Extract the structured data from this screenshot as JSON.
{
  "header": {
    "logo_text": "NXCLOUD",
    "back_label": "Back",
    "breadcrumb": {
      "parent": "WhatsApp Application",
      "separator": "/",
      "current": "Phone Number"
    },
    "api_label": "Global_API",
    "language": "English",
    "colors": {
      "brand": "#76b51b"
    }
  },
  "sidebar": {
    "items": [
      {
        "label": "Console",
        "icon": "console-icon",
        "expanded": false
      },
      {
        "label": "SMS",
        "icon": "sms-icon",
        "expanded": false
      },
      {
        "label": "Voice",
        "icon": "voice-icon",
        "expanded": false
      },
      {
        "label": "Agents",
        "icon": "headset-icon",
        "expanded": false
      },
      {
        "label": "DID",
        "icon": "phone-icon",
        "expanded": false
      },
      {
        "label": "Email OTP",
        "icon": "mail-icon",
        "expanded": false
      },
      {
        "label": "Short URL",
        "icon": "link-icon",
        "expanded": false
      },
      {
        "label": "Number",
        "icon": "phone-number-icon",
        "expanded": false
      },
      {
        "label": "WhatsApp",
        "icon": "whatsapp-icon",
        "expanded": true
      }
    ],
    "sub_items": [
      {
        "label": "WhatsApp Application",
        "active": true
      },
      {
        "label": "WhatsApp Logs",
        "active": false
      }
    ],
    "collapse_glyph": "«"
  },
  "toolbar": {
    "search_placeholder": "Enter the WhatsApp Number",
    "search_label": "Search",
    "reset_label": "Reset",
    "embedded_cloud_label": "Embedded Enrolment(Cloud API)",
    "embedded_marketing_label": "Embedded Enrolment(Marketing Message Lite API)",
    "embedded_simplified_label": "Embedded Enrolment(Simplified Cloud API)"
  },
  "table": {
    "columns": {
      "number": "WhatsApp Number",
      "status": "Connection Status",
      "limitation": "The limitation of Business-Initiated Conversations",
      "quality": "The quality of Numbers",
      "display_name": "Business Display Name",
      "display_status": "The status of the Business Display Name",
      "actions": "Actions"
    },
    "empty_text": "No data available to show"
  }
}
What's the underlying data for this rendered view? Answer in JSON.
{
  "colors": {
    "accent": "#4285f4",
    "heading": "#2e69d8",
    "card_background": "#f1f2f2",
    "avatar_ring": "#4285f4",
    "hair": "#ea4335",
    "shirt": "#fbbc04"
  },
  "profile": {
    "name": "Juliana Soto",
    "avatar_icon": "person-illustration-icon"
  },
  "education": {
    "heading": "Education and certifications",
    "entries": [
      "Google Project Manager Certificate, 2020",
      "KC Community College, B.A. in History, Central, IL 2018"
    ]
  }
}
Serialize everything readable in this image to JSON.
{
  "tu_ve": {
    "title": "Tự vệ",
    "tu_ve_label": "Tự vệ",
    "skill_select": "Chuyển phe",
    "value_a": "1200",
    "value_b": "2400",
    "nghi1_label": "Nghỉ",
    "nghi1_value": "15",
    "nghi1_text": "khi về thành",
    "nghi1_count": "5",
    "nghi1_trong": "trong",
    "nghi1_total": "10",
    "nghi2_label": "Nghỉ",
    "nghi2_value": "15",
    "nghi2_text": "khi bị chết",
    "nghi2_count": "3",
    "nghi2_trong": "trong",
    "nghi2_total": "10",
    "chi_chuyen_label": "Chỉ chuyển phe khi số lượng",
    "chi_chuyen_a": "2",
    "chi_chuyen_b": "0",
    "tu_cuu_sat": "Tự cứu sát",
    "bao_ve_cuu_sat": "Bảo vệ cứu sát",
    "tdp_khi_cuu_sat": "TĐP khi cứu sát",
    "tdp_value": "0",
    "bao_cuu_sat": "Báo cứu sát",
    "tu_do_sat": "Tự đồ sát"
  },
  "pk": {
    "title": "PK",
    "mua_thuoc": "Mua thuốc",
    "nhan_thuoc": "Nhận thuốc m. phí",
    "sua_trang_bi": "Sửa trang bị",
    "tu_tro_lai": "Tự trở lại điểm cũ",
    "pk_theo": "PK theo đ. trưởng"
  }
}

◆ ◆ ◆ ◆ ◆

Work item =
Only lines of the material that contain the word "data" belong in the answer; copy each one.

Response below =
Extract the structured data from this screenshot as JSON.
    "empty_text": "No data available to show"
What's the underlying data for this rendered view? Answer in JSON.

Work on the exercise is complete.